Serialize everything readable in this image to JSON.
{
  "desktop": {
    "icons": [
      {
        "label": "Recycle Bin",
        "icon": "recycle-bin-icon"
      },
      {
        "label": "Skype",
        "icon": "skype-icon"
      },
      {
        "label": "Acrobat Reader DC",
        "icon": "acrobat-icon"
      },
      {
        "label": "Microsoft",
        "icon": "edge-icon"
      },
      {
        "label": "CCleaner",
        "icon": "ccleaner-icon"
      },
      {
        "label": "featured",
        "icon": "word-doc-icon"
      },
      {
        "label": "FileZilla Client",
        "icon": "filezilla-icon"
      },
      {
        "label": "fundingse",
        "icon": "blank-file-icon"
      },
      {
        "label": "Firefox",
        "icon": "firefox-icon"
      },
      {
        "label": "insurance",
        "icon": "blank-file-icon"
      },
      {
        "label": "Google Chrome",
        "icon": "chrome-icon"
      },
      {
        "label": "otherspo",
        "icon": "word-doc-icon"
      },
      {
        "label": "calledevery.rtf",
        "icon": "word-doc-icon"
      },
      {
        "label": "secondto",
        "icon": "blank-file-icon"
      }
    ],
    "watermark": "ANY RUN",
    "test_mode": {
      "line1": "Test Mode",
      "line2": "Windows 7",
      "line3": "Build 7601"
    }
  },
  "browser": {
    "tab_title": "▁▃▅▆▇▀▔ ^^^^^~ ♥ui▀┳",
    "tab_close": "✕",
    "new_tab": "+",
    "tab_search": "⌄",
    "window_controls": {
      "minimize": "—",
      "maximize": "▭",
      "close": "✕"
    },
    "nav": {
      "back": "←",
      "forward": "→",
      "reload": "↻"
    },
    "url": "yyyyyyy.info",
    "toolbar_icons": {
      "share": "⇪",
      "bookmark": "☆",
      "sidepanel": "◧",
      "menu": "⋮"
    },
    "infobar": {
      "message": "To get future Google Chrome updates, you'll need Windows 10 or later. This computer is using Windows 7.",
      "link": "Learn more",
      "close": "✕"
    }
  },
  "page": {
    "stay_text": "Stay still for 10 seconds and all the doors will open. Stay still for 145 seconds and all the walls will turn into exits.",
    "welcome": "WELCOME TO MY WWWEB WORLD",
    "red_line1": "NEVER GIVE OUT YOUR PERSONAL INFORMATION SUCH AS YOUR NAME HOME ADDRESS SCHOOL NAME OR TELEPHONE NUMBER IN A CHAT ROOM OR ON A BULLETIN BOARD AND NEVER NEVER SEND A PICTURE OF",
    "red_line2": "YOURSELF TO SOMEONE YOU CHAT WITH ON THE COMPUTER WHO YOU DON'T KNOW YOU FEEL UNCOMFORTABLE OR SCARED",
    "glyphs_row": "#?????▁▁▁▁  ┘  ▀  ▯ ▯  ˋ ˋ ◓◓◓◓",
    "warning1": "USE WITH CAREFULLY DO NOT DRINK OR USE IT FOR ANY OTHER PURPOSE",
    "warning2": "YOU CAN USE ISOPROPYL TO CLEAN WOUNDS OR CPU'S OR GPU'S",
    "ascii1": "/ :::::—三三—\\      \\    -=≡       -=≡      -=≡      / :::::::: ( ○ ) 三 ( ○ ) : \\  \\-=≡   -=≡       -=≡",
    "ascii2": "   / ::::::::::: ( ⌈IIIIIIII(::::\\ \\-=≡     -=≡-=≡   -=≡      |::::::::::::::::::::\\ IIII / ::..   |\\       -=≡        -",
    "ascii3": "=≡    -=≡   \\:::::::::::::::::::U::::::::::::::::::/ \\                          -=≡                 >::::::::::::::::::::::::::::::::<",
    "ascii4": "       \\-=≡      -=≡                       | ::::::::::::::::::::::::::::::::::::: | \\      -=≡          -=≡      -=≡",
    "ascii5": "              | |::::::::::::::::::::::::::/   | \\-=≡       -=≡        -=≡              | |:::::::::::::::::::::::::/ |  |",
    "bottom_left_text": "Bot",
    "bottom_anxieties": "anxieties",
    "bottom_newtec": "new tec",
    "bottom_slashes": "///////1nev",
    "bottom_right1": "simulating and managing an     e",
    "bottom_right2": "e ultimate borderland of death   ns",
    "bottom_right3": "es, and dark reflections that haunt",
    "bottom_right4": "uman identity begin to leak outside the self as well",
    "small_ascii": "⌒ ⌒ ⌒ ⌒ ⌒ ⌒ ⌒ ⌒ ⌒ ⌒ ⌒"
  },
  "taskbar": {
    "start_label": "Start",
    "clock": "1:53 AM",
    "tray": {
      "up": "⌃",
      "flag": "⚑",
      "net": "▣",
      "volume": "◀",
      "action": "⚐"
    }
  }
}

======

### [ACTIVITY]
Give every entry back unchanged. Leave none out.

### [EXERCISE OUTPUT]
Serialize everything readable in this image to JSON.
{
  "desktop": {
    "icons": [
      {
        "label": "Recycle Bin",
        "icon": "recycle-bin-icon"
      },
      {
        "label": "Skype",
        "icon": "skype-icon"
      },
      {
        "label": "Acrobat Reader DC",
        "icon": "acrobat-icon"
      },
      {
        "label": "Microsoft",
        "icon": "edge-icon"
      },
      {
        "label": "CCleaner",
        "icon": "ccleaner-icon"
      },
      {
        "label": "featured",
        "icon": "word-doc-icon"
      },
      {
        "label": "FileZilla Client",
        "icon": "filezilla-icon"
      },
      {
        "label": "fundingse",
        "icon": "blank-file-icon"
      },
      {
        "label": "Firefox",
        "icon": "firefox-icon"
      },
      {
        "label": "insurance",
        "icon": "blank-file-icon"
      },
      {
        "label": "Google Chrome",
        "icon": "chrome-icon"
      },
      {
        "label": "otherspo",
        "icon": "word-doc-icon"
      },
      {
        "label": "calledevery.rtf",
        "icon": "word-doc-icon"
      },
      {
        "label": "secondto",
        "icon": "blank-file-icon"
      }
    ],
    "watermark": "ANY RUN",
    "test_mode": {
      "line1": "Test Mode",
      "line2": "Windows 7",
      "line3": "Build 7601"
    }
  },
  "browser": {
    "tab_title": "▁▃▅▆▇▀▔ ^^^^^~ ♥ui▀┳",
    "tab_close": "✕",
    "new_tab": "+",
    "tab_search": "⌄",
    "window_controls": {
      "minimize": "—",
      "maximize": "▭",
      "close": "✕"
    },
    "nav": {
      "back": "←",
      "forward": "→",
      "reload": "↻"
    },
    "url": "yyyyyyy.info",
    "toolbar_icons": {
      "share": "⇪",
      "bookmark": "☆",
      "sidepanel": "◧",
      "menu": "⋮"
    },
    "infobar": {
      "message": "To get future Google Chrome updates, you'll need Windows 10 or later. This computer is using Windows 7.",
      "link": "Learn more",
      "close": "✕"
    }
  },
  "page": {
    "stay_text": "Stay still for 10 seconds and all the doors will open. Stay still for 145 seconds and all the walls will turn into exits.",
    "welcome": "WELCOME TO MY WWWEB WORLD",
    "red_line1": "NEVER GIVE OUT YOUR PERSONAL INFORMATION SUCH AS YOUR NAME HOME ADDRESS SCHOOL NAME OR TELEPHONE NUMBER IN A CHAT ROOM OR ON A BULLETIN BOARD AND NEVER NEVER SEND A PICTURE OF",
    "red_line2": "YOURSELF TO SOMEONE YOU CHAT WITH ON THE COMPUTER WHO YOU DON'T KNOW YOU FEEL UNCOMFORTABLE OR SCARED",
    "glyphs_row": "#?????▁▁▁▁  ┘  ▀  ▯ ▯  ˋ ˋ ◓◓◓◓",
    "warning1": "USE WITH CAREFULLY DO NOT DRINK OR USE IT FOR ANY OTHER PURPOSE",
    "warning2": "YOU CAN USE ISOPROPYL TO CLEAN WOUNDS OR CPU'S OR GPU'S",
    "ascii1": "/ :::::—三三—\\      \\    -=≡       -=≡      -=≡      / :::::::: ( ○ ) 三 ( ○ ) : \\  \\-=≡   -=≡       -=≡",
    "ascii2": "   / ::::::::::: ( ⌈IIIIIIII(::::\\ \\-=≡     -=≡-=≡   -=≡      |::::::::::::::::::::\\ IIII / ::..   |\\       -=≡        -",
    "ascii3": "=≡    -=≡   \\:::::::::::::::::::U::::::::::::::::::/ \\                          -=≡                 >::::::::::::::::::::::::::::::::<",
    "ascii4": "       \\-=≡      -=≡                       | ::::::::::::::::::::::::::::::::::::: | \\      -=≡          -=≡      -=≡",
    "ascii5": "              | |::::::::::::::::::::::::::/   | \\-=≡       -=≡        -=≡              | |:::::::::::::::::::::::::/ |  |",
    "bottom_left_text": "Bot",
    "bottom_anxieties": "anxieties",
    "bottom_newtec": "new tec",
    "bottom_slashes": "///////1nev",
    "bottom_right1": "simulating and managing an     e",
    "bottom_right2": "e ultimate borderland of death   ns",
    "bottom_right3": "es, and dark reflections that haunt",
    "bottom_right4": "uman identity begin to leak outside the self as well",
    "small_ascii": "⌒ ⌒ ⌒ ⌒ ⌒ ⌒ ⌒ ⌒ ⌒ ⌒ ⌒"
  },
  "taskbar": {
    "start_label": "Start",
    "clock": "1:53 AM",
    "tray": {
      "up": "⌃",
      "flag": "⚑",
      "net": "▣",
      "volume": "◀",
      "action": "⚐"
    }
  }
}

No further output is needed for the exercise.